There is no one answer to this question as it will depend on the individual peacock cichlid and its environment and diet. However, peacock cichlids increase and can reach a size of up to three inches in less than two months. They generally reach maturity at around six months old.
How to Take Care of Peacock Cichlids Fry?
There is no correct answer for the perfect size tank for a peacock cichlid fry. However, as with all fish, they will thrive in a tank at least 20 to 30 gallons in size and has plenty of hiding spots and places to swim. Please ensure the water quality is good and provide them with various food sources, including live and frozen foods. Here are some of the best tips for setting up an aquarium for the babies of your peacock cichlids.
- Choose the right tank size. A grow-out tank should be at least 20 gallons, but 30 or more is better because it will allow more room for growth and more space for your fish to hide if they get scared.
- Purchase an appropriate filtration system. A sound filtration system for a grow-out tank will include an air pump and water filter, and a gravel filter.
- Choose a suitable substrate. Usually, Artificial silk or substrate will fill a grow-out tank with artificial silk or some other substrate that is easy to care for and doesn’t require water changes as often as regular fish tanks.
- Provide your peacock cichlid fry with plenty of hiding places and floating objects to explore.
Water conditions for peacock cichlid fry are relatively simple. In general, they prefer soft and acidic water with a moderate current. However, as they grow older and start to explore the tank more, they will also require water temperatures between 74 to 80 degrees Fahrenheit (23 to 26 degrees Celsius) and pH levels of 7.5 to 8.5. In addition, make sure the water is free of high ammonia and nitrates.

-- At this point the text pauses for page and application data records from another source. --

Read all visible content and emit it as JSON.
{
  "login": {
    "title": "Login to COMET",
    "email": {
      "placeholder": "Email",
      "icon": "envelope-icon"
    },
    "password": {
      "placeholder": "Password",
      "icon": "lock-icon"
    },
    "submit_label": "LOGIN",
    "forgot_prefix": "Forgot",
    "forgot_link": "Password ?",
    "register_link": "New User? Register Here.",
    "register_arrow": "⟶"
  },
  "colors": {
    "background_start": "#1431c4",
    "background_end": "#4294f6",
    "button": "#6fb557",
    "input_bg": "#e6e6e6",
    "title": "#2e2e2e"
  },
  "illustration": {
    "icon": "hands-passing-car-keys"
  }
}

A peacock cichlid fry tank should be cleaned and inspected regularly to prevent the buildup of bacteria and disease. In general, a water change every week is necessary for cichlids, but this will vary depending on the type of cichlid, the temperature of the tank, and other factors.
Diet and Feeding
You should feed young peacock cichlid fry a flake food diet, live foods such as waxworms and green vegetables. As they grow older, they will transition to a diet that consists primarily of live fish and other types of aquatic insects.
Some cichlids will fry their food in the light while others will not. There is no right or wrong answer to this question; it depends on the individual cichlid. Some cichlids that do not fry their food in the light may still eat small invertebrates under rocks or crevices. These invertebrates may be picked up with a net and eaten by the cichlid. Other cichlids that fry their food in the light may also eat small invertebrates, but they also eat fish and other aquatic creatures that live in the water column.
Other Cichlids That Are Mouthbrooders
Other cichlids are mouthbrooders, but peacock cichlids are the most well-known. Mouthbrooding is a natural behavior among some cichlids, and it involves the female depositing her eggs in a substrate and protecting them until they hatch. This process can take anywhere from a few days to several weeks, and it’s something that many cichlid enthusiasts look forward to observing.
Are Mbuna Mouth Brooders?
Mbuna cichlids are mouthbrooders, meaning that they will lay their eggs in the open water where they can be easily seen and collected by their parents. This is an admirable trait because it allows the mother to stay close to her eggs and provide immediate protection. Mbuna cichlids tend to be more active and interactive around their eggs than other cichlid species, so they will likely take better care of them.
Are Electric Blue Cichlids Mouth Brooders?
Electric blue cichlids are mouthbrooders, meaning that they lay their eggs in the mouths of other fish. This allows them to protect their eggs from being eaten by other fish and predators. In addition, it also allows the fry to be accepted into the mouths of other cichlids so that they can help feed them. It is believed that electric blue cichlids mouth brood their eggs because it helps to increase survival rates for young fish, but this theory has not been proven.